AMD took another massive hit to its financials Tuesday, reporting a 2012 net loss of $1.18 billion that capped off a tumultuous year for the chip maker.
The company reported fourth-quarter revenue of $1.16 billion and a net loss of $473 million or 63 cents per share. For the full year, AMD's revenue came in at just $5.42 billion, marking a 17 percent year-over-year drop, with an operating loss of $1.06 billion. This marks the third consecutive quarter the chip maker has reported negative cash flow.
"We made progress in the fourth quarter," said AMD CEO Rory Read during the earnings calls. "However, full-year results fell short of our expectations, as a challenging macro-economic environment resulted in a weaker-than-expected PC market."

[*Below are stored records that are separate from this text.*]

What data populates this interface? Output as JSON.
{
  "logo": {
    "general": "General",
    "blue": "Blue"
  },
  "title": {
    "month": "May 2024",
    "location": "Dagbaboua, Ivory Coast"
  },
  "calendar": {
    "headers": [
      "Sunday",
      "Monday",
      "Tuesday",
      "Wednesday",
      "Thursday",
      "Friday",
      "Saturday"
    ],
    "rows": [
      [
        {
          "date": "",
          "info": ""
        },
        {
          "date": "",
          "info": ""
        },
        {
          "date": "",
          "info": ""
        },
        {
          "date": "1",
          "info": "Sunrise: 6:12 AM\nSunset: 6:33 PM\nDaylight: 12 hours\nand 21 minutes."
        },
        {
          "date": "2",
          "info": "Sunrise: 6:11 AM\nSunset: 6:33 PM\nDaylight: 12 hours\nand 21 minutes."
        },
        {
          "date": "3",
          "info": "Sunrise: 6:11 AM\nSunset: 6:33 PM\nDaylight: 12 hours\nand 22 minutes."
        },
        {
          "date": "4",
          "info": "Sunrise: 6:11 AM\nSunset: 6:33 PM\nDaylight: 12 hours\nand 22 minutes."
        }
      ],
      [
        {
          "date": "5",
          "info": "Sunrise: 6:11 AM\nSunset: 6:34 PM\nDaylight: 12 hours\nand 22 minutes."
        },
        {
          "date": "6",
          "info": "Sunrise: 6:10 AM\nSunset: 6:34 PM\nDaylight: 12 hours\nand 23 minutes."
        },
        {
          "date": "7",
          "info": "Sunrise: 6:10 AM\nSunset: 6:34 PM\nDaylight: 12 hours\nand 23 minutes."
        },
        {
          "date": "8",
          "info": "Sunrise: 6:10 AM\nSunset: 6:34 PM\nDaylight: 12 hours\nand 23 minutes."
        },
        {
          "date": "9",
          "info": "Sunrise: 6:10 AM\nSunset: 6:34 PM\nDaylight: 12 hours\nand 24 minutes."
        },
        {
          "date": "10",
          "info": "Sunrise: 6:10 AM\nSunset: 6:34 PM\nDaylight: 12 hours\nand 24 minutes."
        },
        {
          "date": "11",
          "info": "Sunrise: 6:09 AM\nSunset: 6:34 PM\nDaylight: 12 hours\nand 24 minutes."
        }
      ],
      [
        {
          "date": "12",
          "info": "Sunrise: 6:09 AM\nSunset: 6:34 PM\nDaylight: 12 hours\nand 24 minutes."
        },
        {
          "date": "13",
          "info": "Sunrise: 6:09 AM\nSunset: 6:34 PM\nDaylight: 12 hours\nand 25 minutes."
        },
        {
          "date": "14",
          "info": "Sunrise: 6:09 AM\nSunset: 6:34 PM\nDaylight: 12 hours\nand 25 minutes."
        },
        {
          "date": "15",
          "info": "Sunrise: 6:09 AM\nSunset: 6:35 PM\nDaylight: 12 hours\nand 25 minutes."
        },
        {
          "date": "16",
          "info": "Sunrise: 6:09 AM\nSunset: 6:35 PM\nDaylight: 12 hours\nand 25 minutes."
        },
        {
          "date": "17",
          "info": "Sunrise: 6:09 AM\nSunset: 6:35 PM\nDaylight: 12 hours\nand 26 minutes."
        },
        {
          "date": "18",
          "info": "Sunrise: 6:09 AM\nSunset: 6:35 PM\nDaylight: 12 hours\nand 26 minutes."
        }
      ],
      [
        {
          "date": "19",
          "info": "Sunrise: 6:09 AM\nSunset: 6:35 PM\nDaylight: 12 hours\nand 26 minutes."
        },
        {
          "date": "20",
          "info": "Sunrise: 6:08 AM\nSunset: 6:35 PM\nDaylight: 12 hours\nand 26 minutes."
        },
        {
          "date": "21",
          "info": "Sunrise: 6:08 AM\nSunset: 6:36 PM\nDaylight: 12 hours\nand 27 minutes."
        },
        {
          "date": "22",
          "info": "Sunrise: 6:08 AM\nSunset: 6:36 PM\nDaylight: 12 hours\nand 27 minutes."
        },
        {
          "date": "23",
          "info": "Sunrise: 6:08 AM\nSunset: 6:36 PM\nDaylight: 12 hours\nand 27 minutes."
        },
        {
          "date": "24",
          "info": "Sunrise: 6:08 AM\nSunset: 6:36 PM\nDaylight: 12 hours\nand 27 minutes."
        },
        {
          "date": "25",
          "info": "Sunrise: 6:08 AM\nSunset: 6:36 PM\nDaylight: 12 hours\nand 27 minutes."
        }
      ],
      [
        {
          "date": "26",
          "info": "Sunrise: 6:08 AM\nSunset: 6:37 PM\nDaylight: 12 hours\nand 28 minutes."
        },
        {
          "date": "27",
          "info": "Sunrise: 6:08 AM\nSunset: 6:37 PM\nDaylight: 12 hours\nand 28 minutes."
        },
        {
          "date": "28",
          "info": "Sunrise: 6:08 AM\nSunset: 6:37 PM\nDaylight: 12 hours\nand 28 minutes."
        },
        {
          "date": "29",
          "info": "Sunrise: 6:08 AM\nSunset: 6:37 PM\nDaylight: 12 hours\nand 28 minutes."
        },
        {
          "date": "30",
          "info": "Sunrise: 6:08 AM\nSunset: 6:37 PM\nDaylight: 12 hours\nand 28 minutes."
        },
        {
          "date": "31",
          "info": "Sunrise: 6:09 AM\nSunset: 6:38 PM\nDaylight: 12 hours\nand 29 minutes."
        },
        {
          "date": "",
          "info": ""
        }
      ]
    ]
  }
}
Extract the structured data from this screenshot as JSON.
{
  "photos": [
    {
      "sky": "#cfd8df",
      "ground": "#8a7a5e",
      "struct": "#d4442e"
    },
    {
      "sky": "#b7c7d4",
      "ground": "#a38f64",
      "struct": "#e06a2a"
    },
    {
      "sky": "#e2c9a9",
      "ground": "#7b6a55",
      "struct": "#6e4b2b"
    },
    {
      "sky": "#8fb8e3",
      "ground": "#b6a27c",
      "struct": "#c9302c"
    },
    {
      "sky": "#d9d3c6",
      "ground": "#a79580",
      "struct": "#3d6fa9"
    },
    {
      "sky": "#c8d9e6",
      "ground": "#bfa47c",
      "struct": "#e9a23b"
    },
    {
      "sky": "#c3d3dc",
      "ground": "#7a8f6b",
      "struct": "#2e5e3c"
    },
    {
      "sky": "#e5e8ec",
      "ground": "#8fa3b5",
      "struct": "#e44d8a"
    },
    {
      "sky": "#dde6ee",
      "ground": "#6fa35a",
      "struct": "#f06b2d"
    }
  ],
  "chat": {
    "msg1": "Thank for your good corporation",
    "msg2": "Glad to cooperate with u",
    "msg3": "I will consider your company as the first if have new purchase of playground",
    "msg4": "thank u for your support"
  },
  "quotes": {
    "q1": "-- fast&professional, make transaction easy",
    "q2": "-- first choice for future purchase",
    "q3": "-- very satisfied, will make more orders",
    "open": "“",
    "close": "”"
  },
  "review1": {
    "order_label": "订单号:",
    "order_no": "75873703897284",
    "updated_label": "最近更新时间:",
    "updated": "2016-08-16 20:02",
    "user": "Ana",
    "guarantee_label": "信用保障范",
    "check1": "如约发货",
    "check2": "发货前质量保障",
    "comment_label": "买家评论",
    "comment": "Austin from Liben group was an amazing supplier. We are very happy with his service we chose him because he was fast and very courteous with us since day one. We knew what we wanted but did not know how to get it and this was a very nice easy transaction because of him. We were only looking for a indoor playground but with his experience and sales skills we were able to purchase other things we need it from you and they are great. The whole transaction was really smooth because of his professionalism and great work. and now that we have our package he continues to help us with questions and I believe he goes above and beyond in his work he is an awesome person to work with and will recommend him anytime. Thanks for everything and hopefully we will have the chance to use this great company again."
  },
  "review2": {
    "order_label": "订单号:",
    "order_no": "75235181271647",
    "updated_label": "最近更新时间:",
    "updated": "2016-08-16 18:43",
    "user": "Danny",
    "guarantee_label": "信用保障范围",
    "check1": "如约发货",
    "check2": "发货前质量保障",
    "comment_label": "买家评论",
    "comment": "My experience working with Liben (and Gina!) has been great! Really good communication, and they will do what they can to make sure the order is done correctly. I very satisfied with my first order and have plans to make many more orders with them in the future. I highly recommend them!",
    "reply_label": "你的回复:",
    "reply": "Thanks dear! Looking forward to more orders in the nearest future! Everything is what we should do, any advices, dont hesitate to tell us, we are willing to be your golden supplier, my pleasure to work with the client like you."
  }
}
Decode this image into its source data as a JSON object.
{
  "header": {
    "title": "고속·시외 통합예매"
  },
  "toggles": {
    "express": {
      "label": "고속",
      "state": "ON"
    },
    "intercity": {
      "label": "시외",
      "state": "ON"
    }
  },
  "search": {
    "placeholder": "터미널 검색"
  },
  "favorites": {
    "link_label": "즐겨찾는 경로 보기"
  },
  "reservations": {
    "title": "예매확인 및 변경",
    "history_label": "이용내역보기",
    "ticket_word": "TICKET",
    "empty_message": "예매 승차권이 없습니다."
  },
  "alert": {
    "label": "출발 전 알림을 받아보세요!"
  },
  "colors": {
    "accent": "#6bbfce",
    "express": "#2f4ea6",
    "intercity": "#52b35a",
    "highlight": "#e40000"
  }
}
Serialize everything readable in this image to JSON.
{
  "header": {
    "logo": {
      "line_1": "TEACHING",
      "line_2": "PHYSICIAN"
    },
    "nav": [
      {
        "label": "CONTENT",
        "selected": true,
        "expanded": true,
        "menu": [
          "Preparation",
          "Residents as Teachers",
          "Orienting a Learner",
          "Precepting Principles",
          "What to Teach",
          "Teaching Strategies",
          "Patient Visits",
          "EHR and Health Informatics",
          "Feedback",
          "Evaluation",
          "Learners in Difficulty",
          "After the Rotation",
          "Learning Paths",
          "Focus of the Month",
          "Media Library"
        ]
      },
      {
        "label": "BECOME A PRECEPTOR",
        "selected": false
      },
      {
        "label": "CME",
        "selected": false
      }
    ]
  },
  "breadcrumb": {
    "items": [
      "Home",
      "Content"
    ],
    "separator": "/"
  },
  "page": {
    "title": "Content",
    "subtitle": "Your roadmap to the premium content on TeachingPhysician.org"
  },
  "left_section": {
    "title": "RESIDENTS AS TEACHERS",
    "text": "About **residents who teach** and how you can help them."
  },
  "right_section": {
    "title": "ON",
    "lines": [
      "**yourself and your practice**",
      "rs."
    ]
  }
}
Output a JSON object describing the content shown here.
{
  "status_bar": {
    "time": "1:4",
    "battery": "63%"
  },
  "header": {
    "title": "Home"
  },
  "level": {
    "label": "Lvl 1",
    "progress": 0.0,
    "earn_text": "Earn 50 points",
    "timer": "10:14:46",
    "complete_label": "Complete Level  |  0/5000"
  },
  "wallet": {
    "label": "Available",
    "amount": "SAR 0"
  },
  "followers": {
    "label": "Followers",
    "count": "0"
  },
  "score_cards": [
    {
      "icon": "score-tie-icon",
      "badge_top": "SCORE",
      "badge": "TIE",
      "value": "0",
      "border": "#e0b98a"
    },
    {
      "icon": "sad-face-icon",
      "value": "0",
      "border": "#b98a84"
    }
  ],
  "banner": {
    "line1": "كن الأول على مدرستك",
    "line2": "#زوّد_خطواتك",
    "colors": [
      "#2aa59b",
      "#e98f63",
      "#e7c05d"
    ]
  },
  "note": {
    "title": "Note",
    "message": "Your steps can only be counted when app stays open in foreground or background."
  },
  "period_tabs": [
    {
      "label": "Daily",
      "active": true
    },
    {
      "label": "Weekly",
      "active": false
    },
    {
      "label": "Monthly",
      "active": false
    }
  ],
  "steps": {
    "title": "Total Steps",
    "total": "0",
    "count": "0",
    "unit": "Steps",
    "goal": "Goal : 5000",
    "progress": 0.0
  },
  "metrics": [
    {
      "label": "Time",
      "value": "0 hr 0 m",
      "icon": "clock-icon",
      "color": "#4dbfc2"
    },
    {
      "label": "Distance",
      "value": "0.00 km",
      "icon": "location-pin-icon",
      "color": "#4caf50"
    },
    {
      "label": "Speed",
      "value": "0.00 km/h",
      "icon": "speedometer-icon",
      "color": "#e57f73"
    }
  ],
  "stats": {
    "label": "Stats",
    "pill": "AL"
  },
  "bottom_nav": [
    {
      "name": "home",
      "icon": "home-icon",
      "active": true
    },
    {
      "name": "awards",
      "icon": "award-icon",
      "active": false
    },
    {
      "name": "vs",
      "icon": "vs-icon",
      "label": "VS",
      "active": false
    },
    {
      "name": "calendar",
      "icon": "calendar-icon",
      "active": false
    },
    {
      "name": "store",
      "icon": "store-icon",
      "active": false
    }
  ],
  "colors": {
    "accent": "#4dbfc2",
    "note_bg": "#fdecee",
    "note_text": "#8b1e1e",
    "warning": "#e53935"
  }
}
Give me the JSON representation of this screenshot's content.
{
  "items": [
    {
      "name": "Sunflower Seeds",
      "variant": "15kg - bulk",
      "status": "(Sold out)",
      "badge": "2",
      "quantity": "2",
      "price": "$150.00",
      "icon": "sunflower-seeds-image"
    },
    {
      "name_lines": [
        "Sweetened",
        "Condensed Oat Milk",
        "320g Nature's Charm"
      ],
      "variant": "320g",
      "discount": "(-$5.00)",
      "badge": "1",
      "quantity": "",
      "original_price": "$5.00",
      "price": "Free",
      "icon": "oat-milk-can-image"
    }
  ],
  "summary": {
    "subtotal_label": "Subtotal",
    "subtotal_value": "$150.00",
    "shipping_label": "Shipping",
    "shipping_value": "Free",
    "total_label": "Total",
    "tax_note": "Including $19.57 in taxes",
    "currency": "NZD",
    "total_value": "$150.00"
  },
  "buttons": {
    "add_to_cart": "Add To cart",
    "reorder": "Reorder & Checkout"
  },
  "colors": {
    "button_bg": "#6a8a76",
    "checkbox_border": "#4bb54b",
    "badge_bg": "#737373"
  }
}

AMD's poor financial showing comes at a bad time for the company as PC sales continue to fall and competition heats up around smartphones and tablets. In October, AMD announced a major alliance with ARM Holdings to begin making 64-bit ARM-based chips for servers. But, the new data center processors won't be available until 2014.
Plus, adoption of AMD's new Fusion accelerated processing units (APUs) have been slower than the company expected, and the company has been plagued by layoffs and executive departures.
Reed stressed the company's turnaround is in progress but would take several quarters. "We expect continued choppiness in the PC market in the first half of 2013," he said, "and we will closely manage the business as we reset, restructure and ultimately transform AMD."
AMD expects its first-quarter revenue to be down 9 percent sequentially, plus or minus 3 percent.
PUBLISHED JAN. 22, 2013